    I thought a long time that, after completing a drawing, I would become increasingly lighter, but that is not the case, because you keep on learning to look better, and because it becomes more and more difficult to develop things from the place of not knowing. You know too well how it works. The challenge is in the not knowing. When you discover as you go along, you also understand more…
    I have often asked myself why someone would want to buy a particular work of art. I think such a person buys time to spend with it. An artwork stops time, I think. But someone who lives with an artwork always discovers new layers in it, just as you only get to know your partner by living with him or her for years. Year after year you lift up veils and only in the end you discover the bride. Such a monkey’s head with woman’s curls: you can disappear in it. You can lose a lot of time in it. It has something of a ruin about it: a hollow space into which you can disappear. Hair! If you could only see what dance can take place inside it! I love the fact that the banal and the exalted come together. Hair can overrun you; you get caught in it again and again. It gives a visible form to your own being, as a body, an animal, or a landscape. Hair is that which keeps on coming. It wells up from inside of you.
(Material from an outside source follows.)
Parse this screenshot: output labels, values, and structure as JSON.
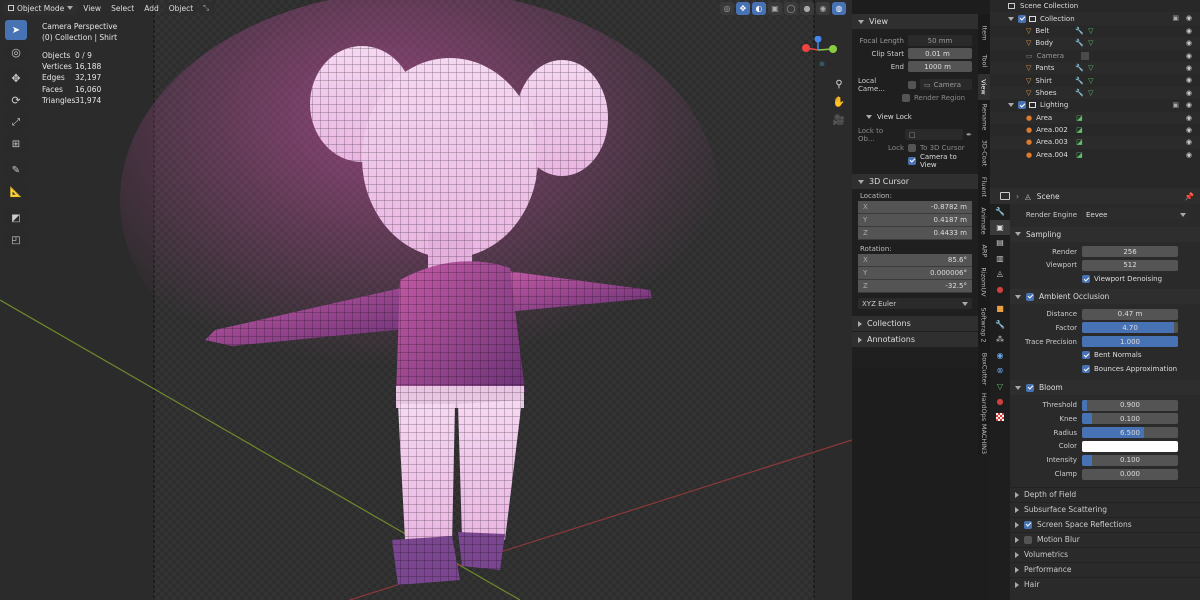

- Last time you told me you worked with Spalter-brushes.

ES: They are the finest brushes; you can work with them very finely. You can easily take them by the bristles, which allows for very supple painting. You pull it in the direction of the back of your hand. Sometimes I turn the paper around in order to make certain movements with the brush. The nice thing about these brushes is the dancing. Every little bristle begins to dance by itself. At times it is as if such a brush gets a will of its own. I also used to cut pieces out of it, in order to paint parallel bands of different widths. The brush lies very close to your hand. It is also nice to hold them in such a way that your fingertips are resting on the bristles. It then looks as if the hairs are growing out of your fingertips.

- So that you become a monkey, or a crow? A crow that paints with its wings?

Montagne de Miel, 2nd of August 2009